[Entries taken from a collection]
☆ ☆ ☆ ☆ ☆ ☆ ☆

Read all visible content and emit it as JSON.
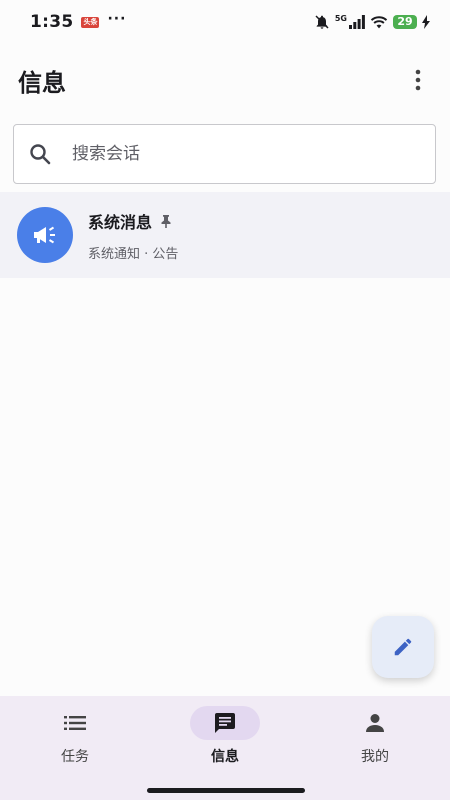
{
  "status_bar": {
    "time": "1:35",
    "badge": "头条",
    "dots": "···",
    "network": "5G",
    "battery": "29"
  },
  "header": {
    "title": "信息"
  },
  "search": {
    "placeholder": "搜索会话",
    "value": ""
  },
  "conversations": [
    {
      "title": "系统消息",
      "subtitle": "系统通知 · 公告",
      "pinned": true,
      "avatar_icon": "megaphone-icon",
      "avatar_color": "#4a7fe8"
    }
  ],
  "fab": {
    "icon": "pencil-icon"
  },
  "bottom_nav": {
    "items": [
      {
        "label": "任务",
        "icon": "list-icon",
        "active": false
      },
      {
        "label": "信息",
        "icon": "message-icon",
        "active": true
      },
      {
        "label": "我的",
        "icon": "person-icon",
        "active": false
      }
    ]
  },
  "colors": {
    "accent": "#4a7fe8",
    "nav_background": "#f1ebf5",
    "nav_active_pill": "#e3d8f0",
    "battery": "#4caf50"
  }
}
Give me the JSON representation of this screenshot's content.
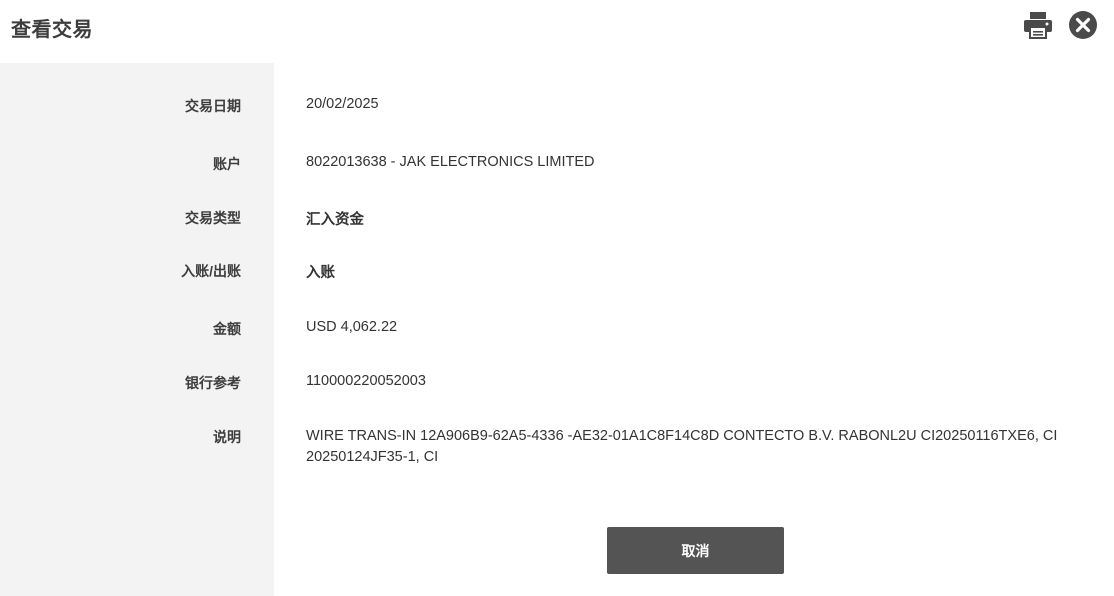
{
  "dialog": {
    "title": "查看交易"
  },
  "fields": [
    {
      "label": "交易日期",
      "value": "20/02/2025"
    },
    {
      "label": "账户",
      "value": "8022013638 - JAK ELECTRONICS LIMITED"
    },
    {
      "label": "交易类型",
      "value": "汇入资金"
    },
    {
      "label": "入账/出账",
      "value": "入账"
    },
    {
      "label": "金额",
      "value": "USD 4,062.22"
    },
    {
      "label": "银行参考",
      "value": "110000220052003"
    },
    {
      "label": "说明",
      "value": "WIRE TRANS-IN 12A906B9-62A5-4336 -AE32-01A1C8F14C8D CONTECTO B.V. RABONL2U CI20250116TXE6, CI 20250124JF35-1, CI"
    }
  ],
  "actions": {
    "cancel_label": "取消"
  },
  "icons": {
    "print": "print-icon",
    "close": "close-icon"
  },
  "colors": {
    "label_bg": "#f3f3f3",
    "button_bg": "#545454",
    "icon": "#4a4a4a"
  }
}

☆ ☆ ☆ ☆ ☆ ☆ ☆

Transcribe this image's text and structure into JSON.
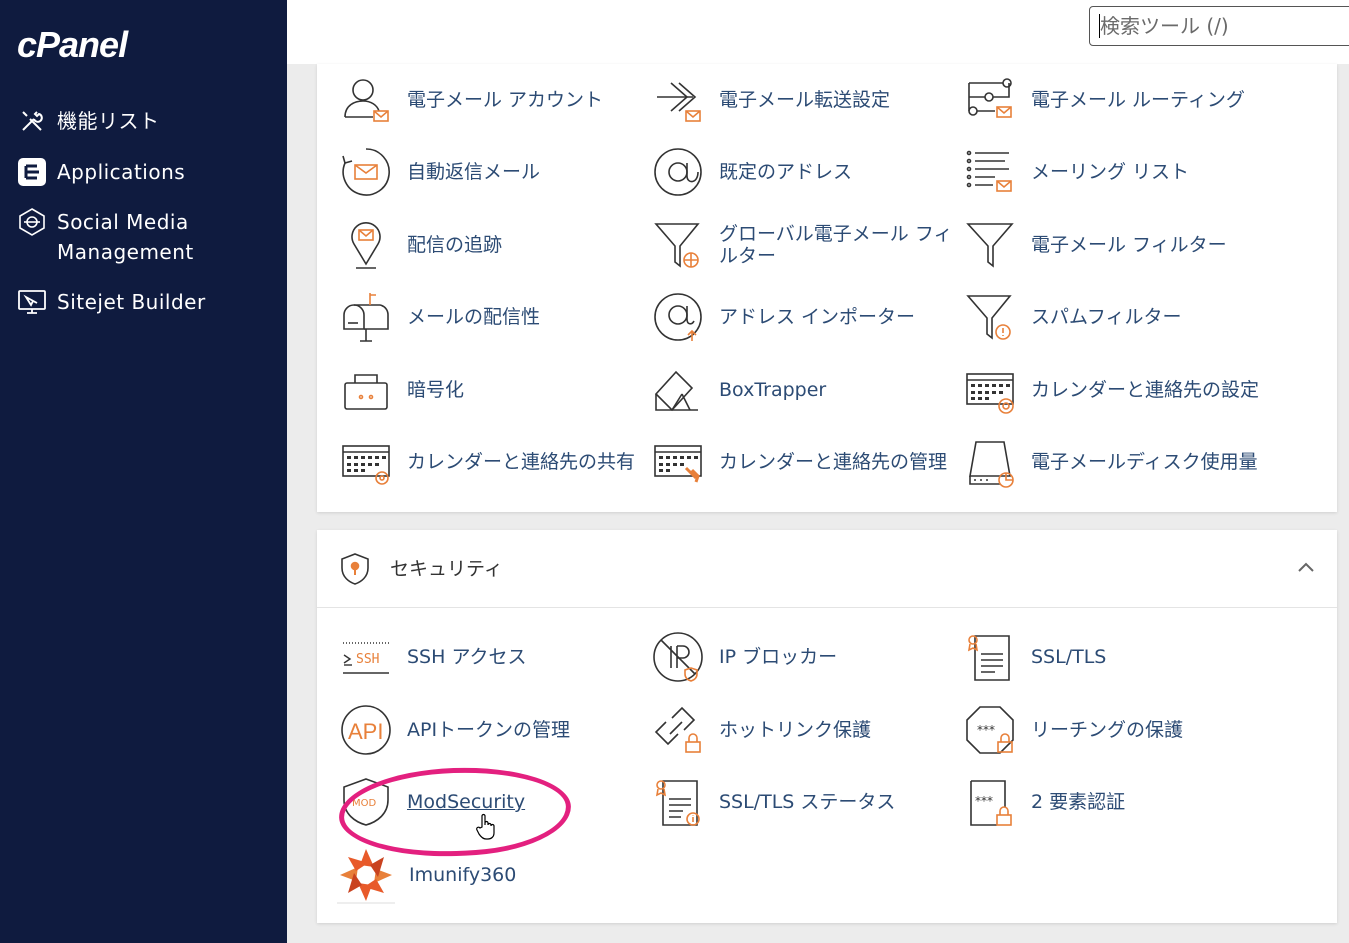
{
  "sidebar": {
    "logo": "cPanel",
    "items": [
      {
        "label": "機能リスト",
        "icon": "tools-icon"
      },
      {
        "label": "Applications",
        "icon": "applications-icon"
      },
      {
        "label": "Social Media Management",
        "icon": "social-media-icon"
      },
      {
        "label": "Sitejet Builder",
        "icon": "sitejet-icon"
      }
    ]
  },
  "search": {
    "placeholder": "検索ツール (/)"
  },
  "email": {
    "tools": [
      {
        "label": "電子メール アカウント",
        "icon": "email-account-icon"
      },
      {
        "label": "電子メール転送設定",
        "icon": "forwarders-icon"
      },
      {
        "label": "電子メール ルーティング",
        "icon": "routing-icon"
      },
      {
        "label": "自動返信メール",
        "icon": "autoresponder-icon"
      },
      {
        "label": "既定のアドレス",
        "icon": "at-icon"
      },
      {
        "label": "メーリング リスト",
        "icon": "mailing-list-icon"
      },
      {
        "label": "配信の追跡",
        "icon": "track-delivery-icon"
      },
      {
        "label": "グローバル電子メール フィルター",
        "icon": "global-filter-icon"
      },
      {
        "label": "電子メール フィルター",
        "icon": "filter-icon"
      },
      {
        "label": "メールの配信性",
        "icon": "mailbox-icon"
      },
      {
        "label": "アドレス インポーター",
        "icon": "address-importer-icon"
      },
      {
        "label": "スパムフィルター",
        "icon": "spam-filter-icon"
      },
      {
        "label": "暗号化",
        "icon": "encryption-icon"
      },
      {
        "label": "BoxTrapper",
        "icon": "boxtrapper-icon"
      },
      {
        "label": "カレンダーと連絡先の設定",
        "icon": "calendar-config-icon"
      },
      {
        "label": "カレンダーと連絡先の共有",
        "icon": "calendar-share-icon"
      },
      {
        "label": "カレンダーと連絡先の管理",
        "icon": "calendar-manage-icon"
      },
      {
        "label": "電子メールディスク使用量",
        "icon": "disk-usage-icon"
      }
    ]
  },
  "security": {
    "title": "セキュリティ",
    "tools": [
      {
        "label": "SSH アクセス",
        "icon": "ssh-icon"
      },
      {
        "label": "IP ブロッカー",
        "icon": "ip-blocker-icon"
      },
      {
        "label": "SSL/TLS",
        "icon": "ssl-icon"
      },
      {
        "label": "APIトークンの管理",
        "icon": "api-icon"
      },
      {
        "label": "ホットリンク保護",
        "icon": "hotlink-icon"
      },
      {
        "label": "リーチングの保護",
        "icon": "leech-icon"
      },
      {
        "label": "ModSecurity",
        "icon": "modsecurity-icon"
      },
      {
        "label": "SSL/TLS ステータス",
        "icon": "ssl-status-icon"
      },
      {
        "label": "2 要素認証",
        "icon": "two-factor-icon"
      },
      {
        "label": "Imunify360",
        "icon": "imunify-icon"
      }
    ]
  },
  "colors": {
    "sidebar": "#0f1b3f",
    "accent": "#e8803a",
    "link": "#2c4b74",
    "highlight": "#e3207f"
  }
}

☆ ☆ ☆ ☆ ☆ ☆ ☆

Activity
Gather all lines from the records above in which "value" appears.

Reply to the task
    "value": ""
      "value": "20/02/2025"
      "value": "8022013638 - JAK ELECTRONICS LIMITED"
      "value": "汇入资金"
      "value": "入账"
      "value": "USD 4,062.22"
      "value": "110000220052003"
      "value": "WIRE TRANS-IN 12A906B9-62A5-4336 -AE32-01A1C8F14C8D CONTECTO B.V. RABONL2U CI20250116TXE6, CI 20250124JF35-1, CI"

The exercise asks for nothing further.